YOUR TASK: Return the data in full, exactly as it was written.

DATA SHOWN:

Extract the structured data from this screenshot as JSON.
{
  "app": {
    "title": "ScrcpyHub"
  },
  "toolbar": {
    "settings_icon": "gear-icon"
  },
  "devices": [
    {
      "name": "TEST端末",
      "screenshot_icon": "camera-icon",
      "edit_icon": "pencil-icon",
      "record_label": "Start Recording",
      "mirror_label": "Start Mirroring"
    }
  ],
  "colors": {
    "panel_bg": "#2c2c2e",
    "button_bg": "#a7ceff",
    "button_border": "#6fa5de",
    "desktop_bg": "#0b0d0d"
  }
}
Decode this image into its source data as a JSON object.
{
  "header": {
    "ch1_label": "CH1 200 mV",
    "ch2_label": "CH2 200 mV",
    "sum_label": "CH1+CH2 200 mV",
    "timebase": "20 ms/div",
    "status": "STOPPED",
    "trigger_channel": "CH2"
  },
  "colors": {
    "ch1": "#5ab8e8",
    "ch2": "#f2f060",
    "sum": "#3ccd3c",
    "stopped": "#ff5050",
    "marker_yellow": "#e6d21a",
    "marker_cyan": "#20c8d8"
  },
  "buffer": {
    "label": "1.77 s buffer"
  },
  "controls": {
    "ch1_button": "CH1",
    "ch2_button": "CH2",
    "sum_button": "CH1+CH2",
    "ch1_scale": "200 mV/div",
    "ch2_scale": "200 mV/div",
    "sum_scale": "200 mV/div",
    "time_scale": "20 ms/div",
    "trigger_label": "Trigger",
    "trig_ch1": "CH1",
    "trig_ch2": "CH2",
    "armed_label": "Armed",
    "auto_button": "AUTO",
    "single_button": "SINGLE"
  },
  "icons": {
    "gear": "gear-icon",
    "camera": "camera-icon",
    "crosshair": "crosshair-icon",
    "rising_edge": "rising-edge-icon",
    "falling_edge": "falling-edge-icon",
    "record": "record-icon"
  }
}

REPLY TO THE TASK:
Extract the structured data from this screenshot as JSON.
{
  "app": {
    "title": "ScrcpyHub"
  },
  "toolbar": {
    "settings_icon": "gear-icon"
  },
  "devices": [
    {
      "name": "TEST端末",
      "screenshot_icon": "camera-icon",
      "edit_icon": "pencil-icon",
      "record_label": "Start Recording",
      "mirror_label": "Start Mirroring"
    }
  ],
  "colors": {
    "panel_bg": "#2c2c2e",
    "button_bg": "#a7ceff",
    "button_border": "#6fa5de",
    "desktop_bg": "#0b0d0d"
  }
}
Decode this image into its source data as a JSON object.
{
  "header": {
    "ch1_label": "CH1 200 mV",
    "ch2_label": "CH2 200 mV",
    "sum_label": "CH1+CH2 200 mV",
    "timebase": "20 ms/div",
    "status": "STOPPED",
    "trigger_channel": "CH2"
  },
  "colors": {
    "ch1": "#5ab8e8",
    "ch2": "#f2f060",
    "sum": "#3ccd3c",
    "stopped": "#ff5050",
    "marker_yellow": "#e6d21a",
    "marker_cyan": "#20c8d8"
  },
  "buffer": {
    "label": "1.77 s buffer"
  },
  "controls": {
    "ch1_button": "CH1",
    "ch2_button": "CH2",
    "sum_button": "CH1+CH2",
    "ch1_scale": "200 mV/div",
    "ch2_scale": "200 mV/div",
    "sum_scale": "200 mV/div",
    "time_scale": "20 ms/div",
    "trigger_label": "Trigger",
    "trig_ch1": "CH1",
    "trig_ch2": "CH2",
    "armed_label": "Armed",
    "auto_button": "AUTO",
    "single_button": "SINGLE"
  },
  "icons": {
    "gear": "gear-icon",
    "camera": "camera-icon",
    "crosshair": "crosshair-icon",
    "rising_edge": "rising-edge-icon",
    "falling_edge": "falling-edge-icon",
    "record": "record-icon"
  }
}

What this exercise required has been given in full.